TOC-TIC supercomplex structure

In an evolutionary plot twist, most of the proteins needed inside the chloroplast are encoded in the nucleus and translated in the cytosol as preproteins. The preproteins are imported into the chloroplast through two membranes (outer and inner). Genetic and biochemical approaches have revealed many of the components of the multi-protein complexes that allow this import, known as TOC (translocon outer membrane chloroplast) and TIC (translocon inner membrane chloroplast; the phylogenetically distant structures with similar function in mitochondria are known as TOM and TIM). Now, the awesome power of cryo-EM has revealed the structures of these complexes from Chlamydomonas in outstanding detail, providing new insights into how protein import is conducted. The work reveals that the membrane-spanning channel of TOC is made up of β-barrel pores whereas that of TIC mainly consists of transmembrane helices.
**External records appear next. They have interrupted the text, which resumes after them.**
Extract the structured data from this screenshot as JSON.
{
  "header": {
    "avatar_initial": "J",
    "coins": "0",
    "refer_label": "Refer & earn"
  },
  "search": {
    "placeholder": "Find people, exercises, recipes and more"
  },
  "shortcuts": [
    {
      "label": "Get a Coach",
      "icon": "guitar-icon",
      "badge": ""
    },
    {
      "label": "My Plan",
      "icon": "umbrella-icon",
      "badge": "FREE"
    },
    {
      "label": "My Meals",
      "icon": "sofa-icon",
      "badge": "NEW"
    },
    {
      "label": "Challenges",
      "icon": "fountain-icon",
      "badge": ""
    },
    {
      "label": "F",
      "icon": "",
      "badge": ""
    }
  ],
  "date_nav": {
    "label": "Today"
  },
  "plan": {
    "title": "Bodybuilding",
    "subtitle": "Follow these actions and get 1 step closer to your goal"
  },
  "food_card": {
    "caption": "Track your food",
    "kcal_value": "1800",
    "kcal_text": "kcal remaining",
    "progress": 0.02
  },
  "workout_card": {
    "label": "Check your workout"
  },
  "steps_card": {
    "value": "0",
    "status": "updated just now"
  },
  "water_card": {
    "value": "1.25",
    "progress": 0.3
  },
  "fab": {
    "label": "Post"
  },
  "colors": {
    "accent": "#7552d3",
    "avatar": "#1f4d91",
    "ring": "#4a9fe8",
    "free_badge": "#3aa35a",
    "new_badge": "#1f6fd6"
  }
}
Furthermore, TOC and TIC are held together into a supercomplex by an intermembrane space (IMS) scaffold that has a hydrophilic cleft that likely guides the translocation of the preprotein. The authors note that some of the proteins that make up the TOC-TIC supercomplex are restricted to certain lineages; for example, the IMS scaffold components are absent in some Poaceae species including wheat, rice and maize, raising questions of what this structure looks like in those species. (Summary by Mary Williams @PlantTeaching) Cell 10.1016/j.cell.2022.10.030